  25. Nordholm AF, Lavond DG, Thompson RF (1991) Are eyeblink responses to tone in the decerebrate, decerebellate rabbit conditioned responses? Behav Brain Res 44:27–34Google Scholar
  26. Norman RJ, Villablanca JR, Brown KA, Schwafel JA, Buchwald JS (1974) Classical eyeblink conditioning in the bilaterally hemispherectomized cat. Exp Neurol 44:363–380Google Scholar
  27. Sears LL, Steinmetz JE (1991) Dorsal accessory olive activity diminishes during acquisition of the rabbit classically conditioned eyelid response. Brain Res 545:114–122Google Scholar
  28. Solomon RL, Turner LH (1962) Discriminative classical conditioning in dogs paralysed by curare can later control discriminative avoidance responses in the normal state. Psychol Rev 69:202–219Google Scholar
  29. Welsh JP, Harvey JA (1989) Cerebellar lesions and the nictitating membrane reflex: performance deficits of the conditioned and unconditioned response. J Neurosci 9:299–311Google Scholar
  30. Welsh JP, Harvey JA (1991) Pavlovian conditioning in the rabbit during inactivation of the interpositus nucleus. J Physiol (Lond) 444:459–480Google Scholar
  31. Yeo CH (1991) Cerebellum and classical conditioning of motor responses. In: Wolpaw JR, Schmidt JT, Vaughan TM (eds) Activity driven CNS changes in learning and development. Ann NY Acad Sci 627:292–304Google Scholar
  32. Yeo CH, Hardiman MJ (1992) Cerebellar cortex and eyeblink conditioning: a reexamination. Exp Brain Res 88:623–638Google Scholar
  33. Yeo CH, Hardiman MJ, Glickstein M (1985a) Classical conditioning of the nictitating membrane response of the rabbit. I. Lesions of the cerebellar nuclei. Exp Brain Res 60:87–98Google Scholar
  34. Yeo CH, Hardiman MJ, Glickstein M (1985b) Classical conditioning of the nictitating membrane response of the rabbit. II. Lesions of the cerebellar cortex. Exp Brain Res 60:99–113Google Scholar
  35. Yeo CH, Hardiman MJ, Glickstein M (1986) Classical conditioning of the nictitating membrane response of the rabbit. IV. Lesions of the inferior olive. Exp Brain Res 63:81–92Google Scholar
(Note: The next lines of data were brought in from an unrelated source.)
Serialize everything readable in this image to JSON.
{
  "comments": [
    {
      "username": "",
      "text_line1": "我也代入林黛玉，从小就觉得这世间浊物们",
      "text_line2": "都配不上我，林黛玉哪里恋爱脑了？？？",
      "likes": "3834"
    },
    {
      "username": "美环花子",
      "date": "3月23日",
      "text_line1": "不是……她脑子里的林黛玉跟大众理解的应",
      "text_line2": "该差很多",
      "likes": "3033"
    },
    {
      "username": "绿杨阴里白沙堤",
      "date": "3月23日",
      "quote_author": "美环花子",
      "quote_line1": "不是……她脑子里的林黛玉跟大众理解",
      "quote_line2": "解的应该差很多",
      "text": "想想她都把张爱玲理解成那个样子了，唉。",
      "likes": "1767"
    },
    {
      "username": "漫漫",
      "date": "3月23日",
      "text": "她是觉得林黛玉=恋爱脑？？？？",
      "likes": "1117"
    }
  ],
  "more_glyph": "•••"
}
Copyright information

© Springer-Verlag 1996

Authors and Affiliations

  • Germund Hesslow
    • 1
  • Magnus Ivarsson
    • 1
  1. 1.Department of Physiology and BiophysicsLundSweden

Personalised recommendations